Our Policy on Home Visits
If you apply to adopt a one of the dogs that belong to the Oldies Club rescue, before the adoption can take place, we perform a home visit to ensure that your home is suitable for the needs of the oldie. We have a wide network of experienced volunteers, up and down the country, that perform home visits for us.
If you are interested in becoming a foster carer for us, we will arrange a home visit to determine your suitability as a foster carer.
What is a Home Visit?
There are a lot of misunderstandings about home visits, also sometimes called homechecks, so we hope this article will clear up some misperceptions.

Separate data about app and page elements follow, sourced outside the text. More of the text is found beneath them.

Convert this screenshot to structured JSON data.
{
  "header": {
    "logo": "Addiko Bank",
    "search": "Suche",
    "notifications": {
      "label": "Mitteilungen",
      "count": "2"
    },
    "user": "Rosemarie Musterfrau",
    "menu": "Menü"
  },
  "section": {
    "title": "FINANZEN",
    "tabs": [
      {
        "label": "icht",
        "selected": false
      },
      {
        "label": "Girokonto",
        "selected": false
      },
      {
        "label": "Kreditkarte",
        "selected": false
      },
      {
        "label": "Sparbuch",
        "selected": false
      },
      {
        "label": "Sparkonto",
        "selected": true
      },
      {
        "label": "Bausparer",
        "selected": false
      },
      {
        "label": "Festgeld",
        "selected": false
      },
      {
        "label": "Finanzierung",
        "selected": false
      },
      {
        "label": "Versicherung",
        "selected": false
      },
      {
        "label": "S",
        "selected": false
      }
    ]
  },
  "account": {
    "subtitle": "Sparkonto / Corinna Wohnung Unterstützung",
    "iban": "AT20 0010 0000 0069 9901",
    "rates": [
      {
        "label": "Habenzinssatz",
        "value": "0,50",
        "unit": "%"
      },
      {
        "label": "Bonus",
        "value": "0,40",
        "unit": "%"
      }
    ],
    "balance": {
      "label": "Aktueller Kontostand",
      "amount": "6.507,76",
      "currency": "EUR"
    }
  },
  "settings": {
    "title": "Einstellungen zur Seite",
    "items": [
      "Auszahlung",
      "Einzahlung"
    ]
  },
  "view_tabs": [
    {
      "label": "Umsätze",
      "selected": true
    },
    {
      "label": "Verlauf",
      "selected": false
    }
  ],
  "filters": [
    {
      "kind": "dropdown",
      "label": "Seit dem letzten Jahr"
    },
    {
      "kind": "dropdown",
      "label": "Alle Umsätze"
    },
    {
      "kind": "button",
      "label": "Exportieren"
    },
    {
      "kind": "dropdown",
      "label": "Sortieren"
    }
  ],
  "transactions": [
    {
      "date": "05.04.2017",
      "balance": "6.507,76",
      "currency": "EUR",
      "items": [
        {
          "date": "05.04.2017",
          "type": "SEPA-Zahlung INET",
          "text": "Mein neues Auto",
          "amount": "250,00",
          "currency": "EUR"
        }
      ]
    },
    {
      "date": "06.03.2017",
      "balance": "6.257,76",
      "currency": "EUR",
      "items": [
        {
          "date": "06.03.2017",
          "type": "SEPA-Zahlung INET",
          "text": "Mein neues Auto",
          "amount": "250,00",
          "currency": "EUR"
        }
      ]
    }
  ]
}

We prefer the term home visit rather than home check. It’s the term home check that has people running around doing their dusting and fluffing up their cushions before the inspector arrives! That is not the purpose of a home visit at all!
The main purpose of the visit is to make sure that the dog is going to be placed in a suitable home that will provide a stress-free and comfortable environment with people who will care for him properly. We aren’t just looking at the size of the house and the height of the fences, we’re looking at the whole family and the environment that the rescue will entrust the care of the dog to.
What Will the Home Visit Involve?
The home visitor will be checking that your home fits the criteria of the Oldies Club, and the particular needs of the dog you would like to adopt (or, if you are being visited to go on a waiting list, it will determine what type of dog you and your family would be most suited to).
Once that bit is out of the way, your home visitor will be talking you through the trials and tribulations of the first days with your new dog. It is important for you to know who to call on if you have any problems with your new dog. A good rescue will provide you with all the backup and support you need, and your home visitor will instill in you the importance of notifying the rescue at the early stages of any problem. In many cases (especially with oldies!) rescue dogs will settle very quickly into their new home and it will seem like they’ve always been there, but it is wise to be prepared for any initial problems.
Your home visit is also your best opportunity to talk through any queries you, and your family, may have about taking on a rescue dog. If you have not had a dog before, your home visitor can talk you through training, feeding, vaccinating and health issues and anything else that you need to know.
Some Do’s and Don’ts
DO make sure that all your family are present at the time of the home visit. The home visitor will need to meet everyone who will be living in the house with the dog.
DO think ahead and prepare a list of questions. Your home visitor will be really pleased that you have thought everything through and want to learn more before making this big step.
DO answer any questions completely truthfully. The home visitor needs to ensure that the dog and the family are a perfect match.
DO be aware that there are no right or wrong answers, just truthful answers. It may be that your home or circumstances mean you are not suitable for a particular dog, but we might have in mind another dog who would fit in much better to your home environment.
DON’T go mad and overclean your house! In fact, most dog people will be reassured to see a comfortable lived-in house: you’re more likely to accept the hair and mess involved in loving a dog!
DON’T be frightened to mention any concerns you have, however silly they may seem.
DON’T ask your home visitor whether you have passed the home visit. They will have been instructed not to discuss their assessment with you. Any decision will be made centrally.
Please be aware that the welfare of dogs is the paramount concern for rescue organisations. There is a logical reason behind each and every specification on the rehoming criteria, they have certainly not been dreamed up to prevent dogs from getting homes! If you are not accepted after a home visit, it does not mean that the rescue are saying that you would not be a good dog owner, but simply that they are in a position where the dog’s welfare must come first and they feel this dog would be a better match for another home.
If it turns out that your home environment means that your home is not suitable for any of the dogs available right now, please look into other options. You could help out at your local rescue centre, feeding, grooming, cleaning and walking the dogs. The Cinnamon Trust has a database of volunteers who regularly walk the dogs of elderly or housebound owners, and here at the Oldies Club there are many ways you can help out in our mission without rehoming a dog. Just contact us at: email@example.com and we’ll keep you busy!
Volunteer as a Home Visitor!
The Oldies Club is always looking to increase its database of home visitors. If you are an experienced home visitor and would like to help older dogs, please send your details, location and a summary of your experience (including the rescue you have homechecked for before, and, if possible, someone we can contact who can verify your experience) to firstname.lastname@example.org.